According to the survey, 77 percent of Wildomar voters would say yes to a $28 annual tax to fund city parks if the measure were put on the November ballot.
The percentage was “unusually” high, said FM3’s John Fairbanks. As far as community willingness to back a potential ballot measure, he said “[it’s] the highest level of support I’ve seen in the last 10 years.”
Wildomar City Council members were encouraged by the numbers.
“Yes, yes. We knew it!” said Councilwoman Bridgette Moore, an avid proponent of city parks.
After hearing the presentation by FM3 and the consulting firm The Lew Edwards Group, council members voted unanimously to direct staff to move forward on putting the $28 tax on the November ballot. The issue is scheduled to come back to city council Aug. 8 during the next regularly scheduled meeting. At that time, it’s expected that staff will have a ballot measure drafted for council consideration.
Mayor Ben Benoit said data gleaned from the July telephone survey will help the city craft a sound initiative, noting that last time around Wildomar probably didn’t get the wording quite right.
Tuesday night, The Lew Edwards Group and FM3 provided the city with a rough draft of how a parks ballot measure might read. The draft language stressed that tax dollars collected from Wildomar property owners would not go to Sacramento and that annual independent audits would be conducted.
Survey results showed Wildomar voters feel “accountability is almost as important as [park] safety,” Fairbanks said. When it comes to government, “voters are very distrustful,” he added.
An overview of the survey results presented by Fairbanks and Dave Mason of The Lew Edwards Group showed that support for the parks was nearly the same across all demographics, including political parties, gender, and family-versus-childless households.
The telephone survey interviews were conducted July 17-22 with 300 registered voters who were “likely to cast ballots in November 2012.” The margin of error for the full sample was plus or minus 5.7 percent, according to Tuesday’s presenters.
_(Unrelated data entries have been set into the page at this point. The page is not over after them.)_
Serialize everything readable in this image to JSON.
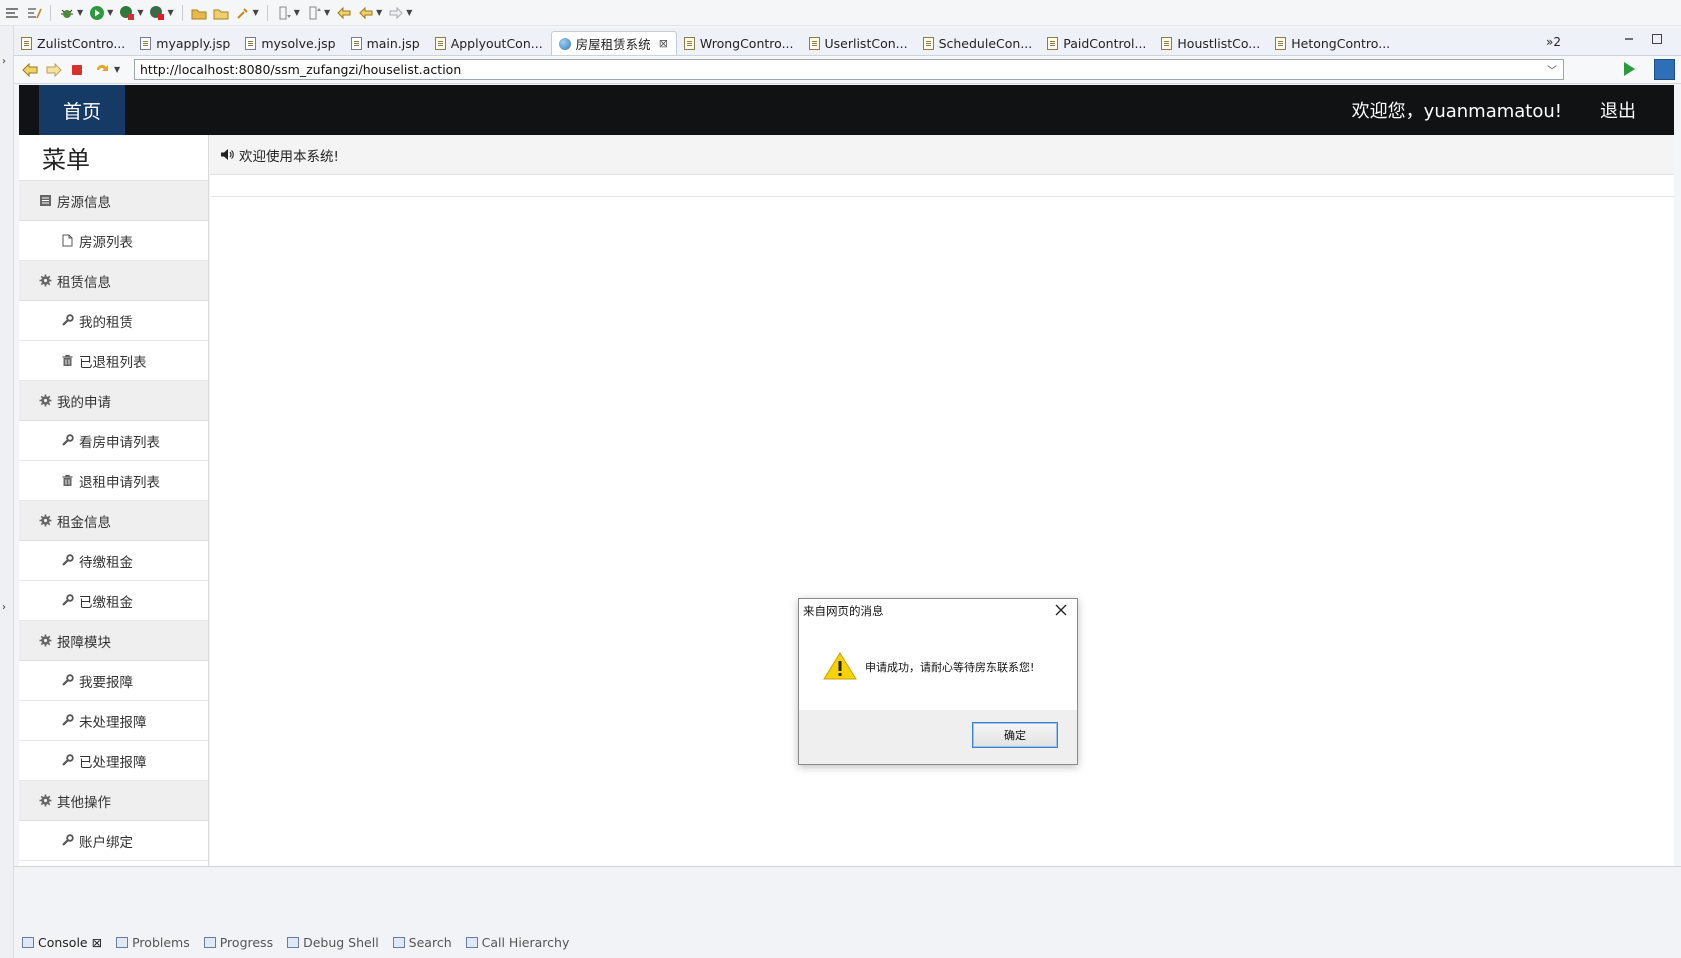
{
  "ide": {
    "tabs": [
      {
        "label": "ZulistContro...",
        "icon": "java-file-icon",
        "active": false
      },
      {
        "label": "myapply.jsp",
        "icon": "jsp-file-icon",
        "active": false
      },
      {
        "label": "mysolve.jsp",
        "icon": "jsp-file-icon",
        "active": false
      },
      {
        "label": "main.jsp",
        "icon": "jsp-file-icon",
        "active": false
      },
      {
        "label": "ApplyoutCon...",
        "icon": "java-file-icon",
        "active": false
      },
      {
        "label": "房屋租赁系统",
        "icon": "globe-icon",
        "active": true
      },
      {
        "label": "WrongContro...",
        "icon": "java-file-icon",
        "active": false
      },
      {
        "label": "UserlistCon...",
        "icon": "java-file-icon",
        "active": false
      },
      {
        "label": "ScheduleCon...",
        "icon": "java-file-icon",
        "active": false
      },
      {
        "label": "PaidControl...",
        "icon": "java-file-icon",
        "active": false
      },
      {
        "label": "HoustlistCo...",
        "icon": "java-file-icon",
        "active": false
      },
      {
        "label": "HetongContro...",
        "icon": "java-file-icon",
        "active": false
      }
    ],
    "tab_overflow": "»2",
    "tab_close_glyph": "⊠",
    "url": "http://localhost:8080/ssm_zufangzi/houselist.action",
    "bottom_tabs": [
      {
        "label": "Console",
        "active": true,
        "close": "⊠"
      },
      {
        "label": "Problems",
        "active": false
      },
      {
        "label": "Progress",
        "active": false
      },
      {
        "label": "Debug Shell",
        "active": false
      },
      {
        "label": "Search",
        "active": false
      },
      {
        "label": "Call Hierarchy",
        "active": false
      }
    ]
  },
  "header": {
    "home": "首页",
    "welcome": "欢迎您，yuanmamatou!",
    "logout": "退出"
  },
  "sidebar": {
    "title": "菜单",
    "groups": [
      {
        "label": "房源信息",
        "icon": "list-icon",
        "items": [
          {
            "label": "房源列表",
            "icon": "file-icon"
          }
        ]
      },
      {
        "label": "租赁信息",
        "icon": "gear-icon",
        "items": [
          {
            "label": "我的租赁",
            "icon": "wrench-icon"
          },
          {
            "label": "已退租列表",
            "icon": "trash-icon"
          }
        ]
      },
      {
        "label": "我的申请",
        "icon": "gear-icon",
        "items": [
          {
            "label": "看房申请列表",
            "icon": "wrench-icon"
          },
          {
            "label": "退租申请列表",
            "icon": "trash-icon"
          }
        ]
      },
      {
        "label": "租金信息",
        "icon": "gear-icon",
        "items": [
          {
            "label": "待缴租金",
            "icon": "wrench-icon"
          },
          {
            "label": "已缴租金",
            "icon": "wrench-icon"
          }
        ]
      },
      {
        "label": "报障模块",
        "icon": "gear-icon",
        "items": [
          {
            "label": "我要报障",
            "icon": "wrench-icon"
          },
          {
            "label": "未处理报障",
            "icon": "wrench-icon"
          },
          {
            "label": "已处理报障",
            "icon": "wrench-icon"
          }
        ]
      },
      {
        "label": "其他操作",
        "icon": "gear-icon",
        "items": [
          {
            "label": "账户绑定",
            "icon": "wrench-icon"
          }
        ]
      }
    ]
  },
  "content": {
    "notice": "欢迎使用本系统!"
  },
  "dialog": {
    "title": "来自网页的消息",
    "message": "申请成功，请耐心等待房东联系您!",
    "ok": "确定"
  },
  "colors": {
    "header_bg": "#111214",
    "home_tab_bg": "#163a66",
    "warning_yellow": "#f5d200"
  }
}
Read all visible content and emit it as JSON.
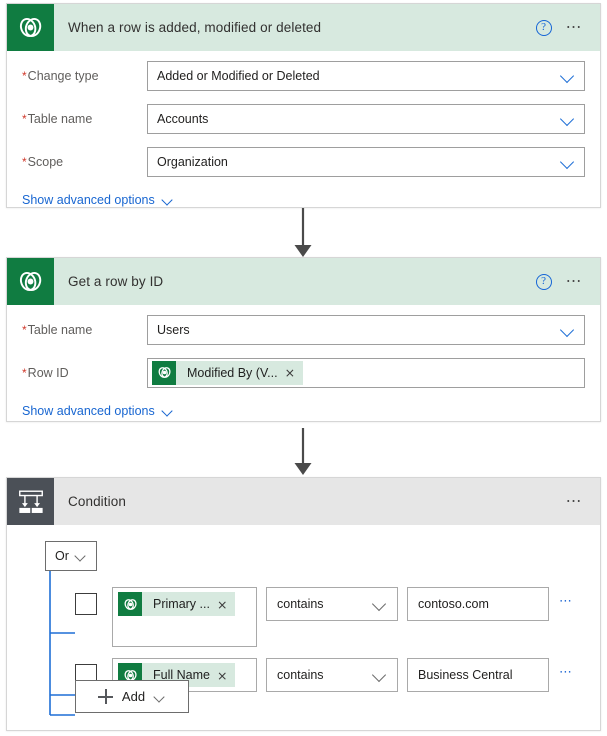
{
  "colors": {
    "connector_green_tile": "#107c41",
    "header_green": "#d7e9df",
    "header_gray": "#e6e6e6",
    "condition_tile": "#4b5057",
    "link_blue": "#1866d1",
    "required_red": "#d0392b",
    "tree_line_blue": "#1f6fd6"
  },
  "cards": [
    {
      "id": "trigger",
      "icon": "dataverse-icon",
      "title": "When a row is added, modified or deleted",
      "help_icon": "help-icon",
      "more_icon": "ellipsis-icon",
      "fields": [
        {
          "required": true,
          "label": "Change type",
          "value": "Added or Modified or Deleted",
          "control": "dropdown"
        },
        {
          "required": true,
          "label": "Table name",
          "value": "Accounts",
          "control": "dropdown"
        },
        {
          "required": true,
          "label": "Scope",
          "value": "Organization",
          "control": "dropdown"
        }
      ],
      "advanced_link": "Show advanced options"
    },
    {
      "id": "get-row",
      "icon": "dataverse-icon",
      "title": "Get a row by ID",
      "help_icon": "help-icon",
      "more_icon": "ellipsis-icon",
      "fields": [
        {
          "required": true,
          "label": "Table name",
          "value": "Users",
          "control": "dropdown"
        },
        {
          "required": true,
          "label": "Row ID",
          "control": "token",
          "token": {
            "icon": "dataverse-icon",
            "label": "Modified By (V...",
            "remove": "×"
          }
        }
      ],
      "advanced_link": "Show advanced options"
    },
    {
      "id": "condition",
      "icon": "condition-branch-icon",
      "title": "Condition",
      "more_icon": "ellipsis-icon"
    }
  ],
  "condition": {
    "group_operator": "Or",
    "rows": [
      {
        "checkbox_checked": false,
        "token": {
          "icon": "dataverse-icon",
          "label": "Primary ...",
          "remove": "×"
        },
        "operator": "contains",
        "value": "contoso.com",
        "more_icon": "ellipsis-icon"
      },
      {
        "checkbox_checked": false,
        "token": {
          "icon": "dataverse-icon",
          "label": "Full Name",
          "remove": "×"
        },
        "operator": "contains",
        "value": "Business Central",
        "more_icon": "ellipsis-icon"
      }
    ],
    "add_button": "Add"
  },
  "connectors": [
    {
      "from": "trigger",
      "to": "get-row",
      "icon": "down-arrow-icon"
    },
    {
      "from": "get-row",
      "to": "condition",
      "icon": "down-arrow-icon"
    }
  ]
}
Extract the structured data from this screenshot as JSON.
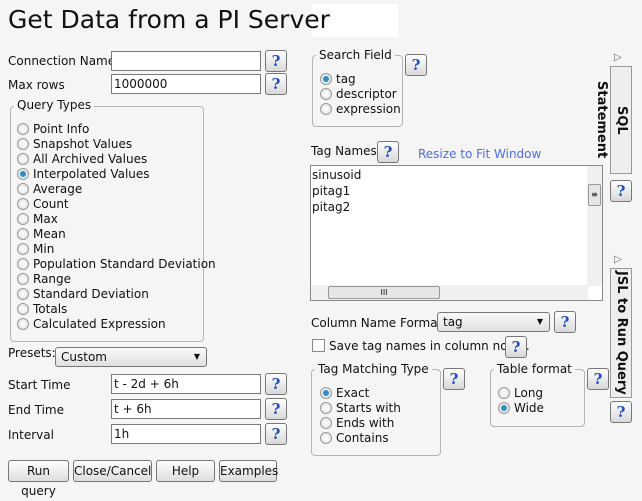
{
  "title": "Get Data from a PI Server",
  "connection": {
    "label": "Connection Name",
    "value": ""
  },
  "max_rows": {
    "label": "Max rows",
    "value": "1000000"
  },
  "query_types": {
    "legend": "Query Types",
    "selected": "Interpolated Values",
    "items": [
      "Point Info",
      "Snapshot Values",
      "All Archived Values",
      "Interpolated Values",
      "Average",
      "Count",
      "Max",
      "Mean",
      "Min",
      "Population Standard Deviation",
      "Range",
      "Standard Deviation",
      "Totals",
      "Calculated Expression"
    ]
  },
  "presets": {
    "label": "Presets:",
    "value": "Custom"
  },
  "start_time": {
    "label": "Start Time",
    "value": "t - 2d + 6h"
  },
  "end_time": {
    "label": "End Time",
    "value": "t + 6h"
  },
  "interval": {
    "label": "Interval",
    "value": "1h"
  },
  "buttons": {
    "run": "Run query",
    "close": "Close/Cancel",
    "help": "Help",
    "examples": "Examples"
  },
  "search_field": {
    "legend": "Search Field",
    "selected": "tag",
    "items": [
      "tag",
      "descriptor",
      "expression"
    ]
  },
  "tag_names": {
    "label": "Tag Names",
    "resize_link": "Resize to Fit Window",
    "items": [
      "sinusoid",
      "pitag1",
      "pitag2"
    ]
  },
  "column_name_format": {
    "label": "Column Name Format:",
    "value": "tag"
  },
  "save_tag_names": {
    "label": "Save tag names in column notes.",
    "checked": false
  },
  "tag_matching": {
    "legend": "Tag Matching Type",
    "selected": "Exact",
    "items": [
      "Exact",
      "Starts with",
      "Ends with",
      "Contains"
    ]
  },
  "table_format": {
    "legend": "Table format",
    "selected": "Wide",
    "items": [
      "Long",
      "Wide"
    ]
  },
  "side_tabs": {
    "sql": "SQL Statement",
    "jsl": "JSL to Run Query"
  },
  "help_glyph": "?",
  "colors": {
    "link": "#4a6cf0",
    "radio_selected": "#2a8fc4",
    "help_icon": "#1f4fc0"
  }
}
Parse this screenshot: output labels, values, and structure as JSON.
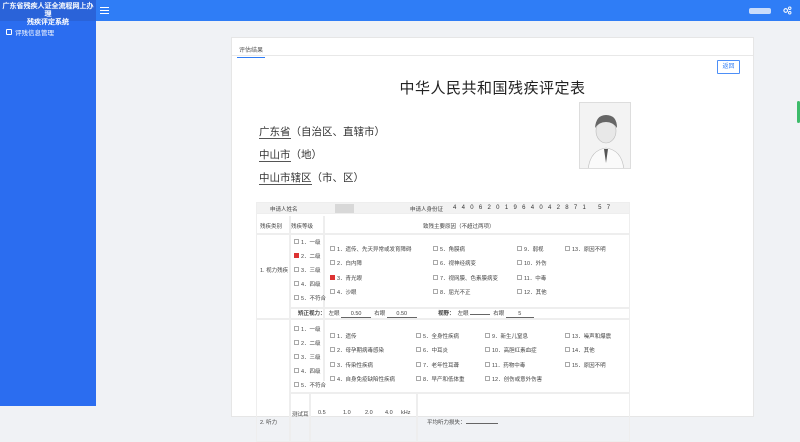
{
  "app": {
    "brand_line1": "广东省残疾人证全流程网上办理",
    "brand_line2": "残疾评定系统"
  },
  "sidebar": {
    "items": [
      {
        "label": "评残信息管理",
        "icon": "grid-icon"
      }
    ]
  },
  "tab": {
    "label": "评估结果"
  },
  "buttons": {
    "back": "返回"
  },
  "doc": {
    "title": "中华人民共和国残疾评定表",
    "province": "广东省",
    "province_suffix": "（自治区、直辖市）",
    "city": "中山市",
    "city_suffix": "（地）",
    "district": "中山市辖区",
    "district_suffix": "（市、区）"
  },
  "form": {
    "applicant_name_label": "申请人姓名",
    "applicant_id_label": "申请人身份证",
    "id_number": "4406201964042871 57",
    "col_category": "残疾类别",
    "col_level": "残疾等级",
    "col_cause": "致残主要原因（不超过两项）",
    "vision": {
      "category": "1. 视力残疾",
      "levels": [
        {
          "label": "1．一级",
          "checked": false
        },
        {
          "label": "2．二级",
          "checked": true
        },
        {
          "label": "3．三级",
          "checked": false
        },
        {
          "label": "4．四级",
          "checked": false
        },
        {
          "label": "5．不符合",
          "checked": false
        }
      ],
      "causes": [
        {
          "label": "1．遗传、先天异常或发育障碍",
          "checked": false
        },
        {
          "label": "2．白内障",
          "checked": false
        },
        {
          "label": "3．青光眼",
          "checked": true
        },
        {
          "label": "4．沙眼",
          "checked": false
        },
        {
          "label": "5．角膜病",
          "checked": false
        },
        {
          "label": "6．视神经病变",
          "checked": false
        },
        {
          "label": "7．视网膜、色素膜病变",
          "checked": false
        },
        {
          "label": "8．屈光不正",
          "checked": false
        },
        {
          "label": "9．弱视",
          "checked": false
        },
        {
          "label": "10．外伤",
          "checked": false
        },
        {
          "label": "11．中毒",
          "checked": false
        },
        {
          "label": "12．其他",
          "checked": false
        },
        {
          "label": "13．原因不明",
          "checked": false
        }
      ],
      "corrected_label": "矫正视力：",
      "left_label": "左眼",
      "left_value": "0.50",
      "right_label": "右眼",
      "right_value": "0.50",
      "field_label": "视野：",
      "field_left": "左眼",
      "field_right": "右眼",
      "field_right_value": "5"
    },
    "hearing": {
      "category": "2. 听力",
      "levels": [
        {
          "label": "1．一级",
          "checked": false
        },
        {
          "label": "2．二级",
          "checked": false
        },
        {
          "label": "3．三级",
          "checked": false
        },
        {
          "label": "4．四级",
          "checked": false
        },
        {
          "label": "5．不符合",
          "checked": false
        }
      ],
      "causes": [
        {
          "label": "1．遗传",
          "checked": false
        },
        {
          "label": "2．母孕期病毒感染",
          "checked": false
        },
        {
          "label": "3．传染性疾病",
          "checked": false
        },
        {
          "label": "4．自身免疫缺陷性疾病",
          "checked": false
        },
        {
          "label": "5．全身性疾病",
          "checked": false
        },
        {
          "label": "6．中耳炎",
          "checked": false
        },
        {
          "label": "7．老年性耳聋",
          "checked": false
        },
        {
          "label": "8．早产和低体重",
          "checked": false
        },
        {
          "label": "9．新生儿窒息",
          "checked": false
        },
        {
          "label": "10．高胆红素血症",
          "checked": false
        },
        {
          "label": "11．药物中毒",
          "checked": false
        },
        {
          "label": "12．创伤或意外伤害",
          "checked": false
        },
        {
          "label": "13．噪声和爆震",
          "checked": false
        },
        {
          "label": "14．其他",
          "checked": false
        },
        {
          "label": "15．原因不明",
          "checked": false
        }
      ],
      "freq_label": "测试耳",
      "freqs": [
        "0.5",
        "1.0",
        "2.0",
        "4.0",
        "kHz"
      ],
      "avg_label": "平均听力损失："
    }
  }
}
Wildomar Assistant City Manager Gary Nordquist said the city has spent $22,500 to date on this current parks initiative. In order to get the measure on the November ballot, the city will be required to spend more money, he said, adding that a final cost estimate will be provided during the Aug. 8 meeting.